by Sinclair Newton



Sober Life

We're talking desert islands this week, as opposed to ecologically-threatened, sybaritic ones. With or without the Poseidon Adventure, which José P Ribas goes on about (believe me, it's entrancing) on his eco page this week.

As it happens, I do listen to Desert Island Discs on the BBC Home Service, which you can get with a short wave radio in Ibiza without too much interference.

Not that I know when it's on: it's like Alastair Cook. He seems to be on all the time and for all I know he drones on about the same things every week.

It's radio wallpaper. Not exactly Radio Gaga, but I find myself wondering whether he's still alive and whether he ever has a drink.

It's that piggy-like Julie Burchill that started this by posing an intriguing question in the Guardian.

If alcoholism is a disease or an illness, she grunted, why can't you see it? I mean, you can see cancer can't you?

It's one of those "pull yourself together" directives people aim at anorexics and depressives.

But I think she had a point when she said there is a difference only a desert island could expose.

Get the picture: two men are shipwrecked. One has terminal cancer. The other is just an alcoholic. Both are going to die soon if their condition goes on.

What happens next on their dreadful island idyll is that the cancer victim dies a lingering death. But the alcoholic makes a complete recovery because he can't get a drink. He has no way of fermenting coconut milk, for instance.

His problem wouldn't just sort of go away, it would be gone.

I put this to one of those counsellors who earns a living from advising addicts by imagining their own problems in life are somehow compatible with the urgent urge that ruins a drinker's thought.

"Ah," she said. Actually she said something that sounded more like "Huh!"

But the cancer patient (I liked the idea of him being patient, if not a patient) could have a remission. And anyway the alcoholic could die from withdrawal. "That does happen you know," she said, as if she knew what I knew.

I'll digress here, and I will question whether counsellors should have had the problem they are counselling about.

Do you expect the consultant who treats your cancer should have experienced the disease to be sufficiently sensitive to treat you?
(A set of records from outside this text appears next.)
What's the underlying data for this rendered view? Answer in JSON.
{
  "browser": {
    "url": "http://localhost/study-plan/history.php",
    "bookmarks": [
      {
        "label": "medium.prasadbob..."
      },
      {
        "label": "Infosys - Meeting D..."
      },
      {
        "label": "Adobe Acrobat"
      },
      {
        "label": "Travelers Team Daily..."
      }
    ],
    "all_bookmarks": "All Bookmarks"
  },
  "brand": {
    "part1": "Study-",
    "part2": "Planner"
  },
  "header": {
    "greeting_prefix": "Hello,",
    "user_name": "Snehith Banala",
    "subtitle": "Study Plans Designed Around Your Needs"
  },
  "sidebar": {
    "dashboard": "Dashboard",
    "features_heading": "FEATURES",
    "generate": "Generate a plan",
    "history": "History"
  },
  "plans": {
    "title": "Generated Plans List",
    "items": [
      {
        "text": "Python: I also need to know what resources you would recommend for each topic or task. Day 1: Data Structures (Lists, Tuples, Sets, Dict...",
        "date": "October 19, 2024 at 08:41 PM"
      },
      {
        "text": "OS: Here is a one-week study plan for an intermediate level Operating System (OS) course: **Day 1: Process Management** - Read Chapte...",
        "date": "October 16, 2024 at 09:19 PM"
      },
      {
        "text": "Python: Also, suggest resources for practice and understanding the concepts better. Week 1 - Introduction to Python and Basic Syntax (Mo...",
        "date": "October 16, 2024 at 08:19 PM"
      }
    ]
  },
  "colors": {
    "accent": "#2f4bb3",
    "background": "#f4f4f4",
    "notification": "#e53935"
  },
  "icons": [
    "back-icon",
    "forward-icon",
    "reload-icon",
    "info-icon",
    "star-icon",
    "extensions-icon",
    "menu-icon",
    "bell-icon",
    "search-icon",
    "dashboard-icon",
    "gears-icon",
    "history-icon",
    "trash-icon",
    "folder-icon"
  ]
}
O.K., I'll concede that one.

But piggy Julie doesn't have this little local difficulty.

She's one of those people that can boastfully wear a tee-shirt saying: "DRINK PROBLEM? GIVE ME A DRINK AND IT'S NO PROBLEM."

Alcoholism counsellors should realise it would be ten times better if only you could take them out for a drink.

Sinclair Newton